New York’s on the mind again.
The day after my trek through Chelsea and Greenwich, I decided to explore Central Park on foot. I planned to walk around the lake and people-watch for a while. My feet slightly hurt from roaming the West Village 24 hours prior, but I decided to suck it up. However, I actually didn’t have to.
Enter: the little bike rental place on 7th Street.
I passed it on my way to the park and decided to give it a go. Five minutes later, I emerged from the shop with a park map and my two-wheeled friend in tow. I had exactly one hour until the bike had to be returned. Central Park was mine to explore.
I wasted no time heading towards the lake; en-route, I zoomed past dogs, tourists, chess-players, painters, screaming children, and joggers. The sun was out that June morning, and the heat was much more mild than it had been the day before. The trees also provided some good shade.
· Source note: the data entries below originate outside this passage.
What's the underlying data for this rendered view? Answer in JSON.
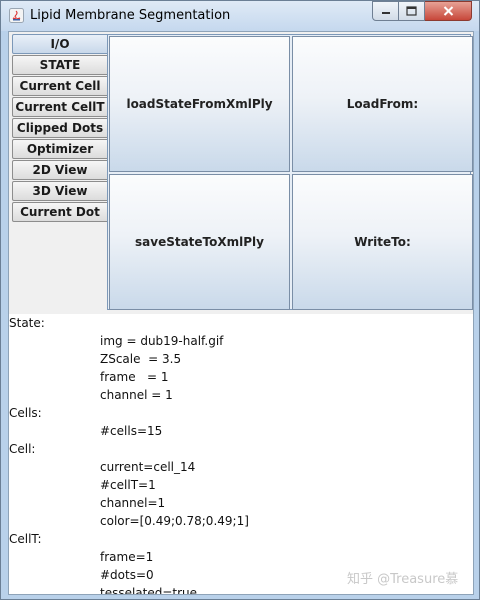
{
  "window": {
    "title": "Lipid Membrane Segmentation",
    "controls": {
      "minimize_icon": "minimize-icon",
      "maximize_icon": "maximize-icon",
      "close_icon": "close-icon"
    }
  },
  "tabs": [
    {
      "label": "I/O",
      "active": true
    },
    {
      "label": "STATE"
    },
    {
      "label": "Current Cell"
    },
    {
      "label": "Current CellT"
    },
    {
      "label": "Clipped Dots"
    },
    {
      "label": "Optimizer"
    },
    {
      "label": "2D View"
    },
    {
      "label": "3D View"
    },
    {
      "label": "Current Dot"
    }
  ],
  "buttons": {
    "load_state": "loadStateFromXmlPly",
    "load_from": "LoadFrom:",
    "save_state": "saveStateToXmlPly",
    "write_to": "WriteTo:"
  },
  "output_lines": [
    {
      "text": "State:",
      "indent": false
    },
    {
      "text": "img = dub19-half.gif",
      "indent": true
    },
    {
      "text": "ZScale  = 3.5",
      "indent": true
    },
    {
      "text": "frame   = 1",
      "indent": true
    },
    {
      "text": "channel = 1",
      "indent": true
    },
    {
      "text": "Cells:",
      "indent": false
    },
    {
      "text": "#cells=15",
      "indent": true
    },
    {
      "text": "Cell:",
      "indent": false
    },
    {
      "text": "current=cell_14",
      "indent": true
    },
    {
      "text": "#cellT=1",
      "indent": true
    },
    {
      "text": "channel=1",
      "indent": true
    },
    {
      "text": "color=[0.49;0.78;0.49;1]",
      "indent": true
    },
    {
      "text": "CellT:",
      "indent": false
    },
    {
      "text": "frame=1",
      "indent": true
    },
    {
      "text": "#dots=0",
      "indent": true
    },
    {
      "text": "tesselated=true",
      "indent": true
    }
  ],
  "watermark": "知乎 @Treasure慕",
  "colors": {
    "tab_active": "#c8d8ea",
    "button_gradient_bottom": "#c9d9ea",
    "close_button": "#c7473a"
  }
}
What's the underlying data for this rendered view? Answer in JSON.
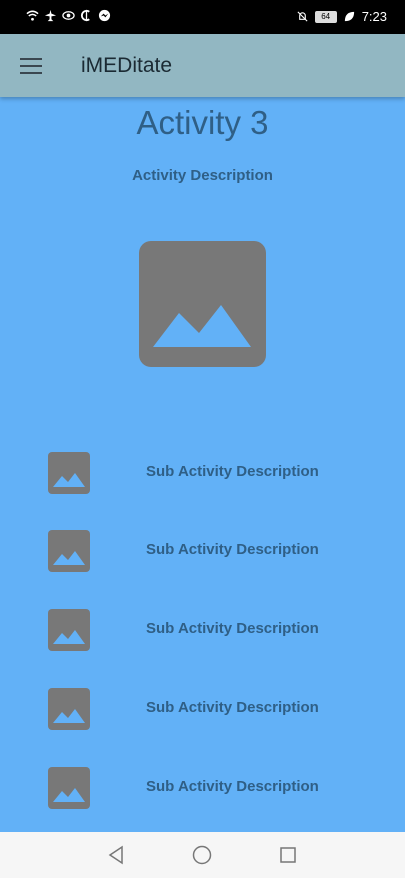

Central park is somewhat of a paradox. It’s considered a lush, natural paradise– an escape from the busy urban grid of Manhattan. However, the park itself is essentially manmade. It’s just as constructed as the city that surrounds it.
(Note: Very sunny days don’t make for very high-quality pictures.)
Radio City Music Hall + Rockefeller Center
After parting with the bike, I wandered around 7th street and ended up around the area nearby Radio City Music Hall. Magnolia Bakery stood at the corner, and I momentarily stepped in for an Arnold Palmer. I then proceeded to explore the neighboring hub.
This little vendor was a stone’s throw away from Radio City Music Hall. The immense myriad of scripts offered here was more than enough to fulfill any film aficionado’s wildest dreams; it’s quite the rarity to find Star Wars AND Rear Window in the same place, so this was a very nice surprise!
After ogling at the scripts for 20 minutes, I continued on 49th street. The Rockefeller center soon came into view, as did the contemporary sculpture Van Gogh’s Ear.
… And then I walked some more.
I caught some rays of the robust noontime sun as I traversed 5th Avenue. Then I turned West at 42nd Street, and was subsequently greeted by a Zara in the corner. Needless to say, there was a brief interlude at the shop for some air conditioner and browsing.
When I emerged, I found myself right across the street from Bryant Park and the New York Public Library.
… So there was yet another brief interlude for observation. Two lazy labradors sat somberly on the lawn, vaguely reminiscent of two sun-basking elephant seals. In the quiet shade, intellectuals read their newspapers and pored over their freshly-obtained library treasures. Suit-clad businesspeople pecked away at their laptops. Two elderly men hunched over a game of chess, their brows furrowed in contemplation.
After a good half-hour of people-watching, it was time to return to the hotel in Times Square.
… Where I then proceeded to people-watch from new heights, of course.
The abundance of smog was ridiculous. As was the number of tourists sporting Crocs in Times Square. The shouts of street performers, the shuffling feet of pedestrians, and the honks of cars all blended into a homogeneous urban hum. An ad for Hamilton on Broadway faded on and off of the side of a building. The gritty neon signs for subway stations and pizza parlors slowly flickered to life as the yellow sea of taxis surged forward below me. Some might call the scene grotesque. Others might be profoundly appalled.
But I found myself very drawn to the city. It’s fast-paced and modern, yet nostalgic and sluggish. It’s a blissful daydream, but also a robust slap in the face. It’s everything it could ever be. And it calls upon you to become part of its rhythm, whether slow or fast or terrible or beautiful.
New York’s been around for quite a while. It’s home to a countless number of stories, but it always rewrites itself; it shifts and reforms with time, much like an El Anatsui tapestry. It invites you to find your own spot within its pages. And to explore the rest of the story at your leisure.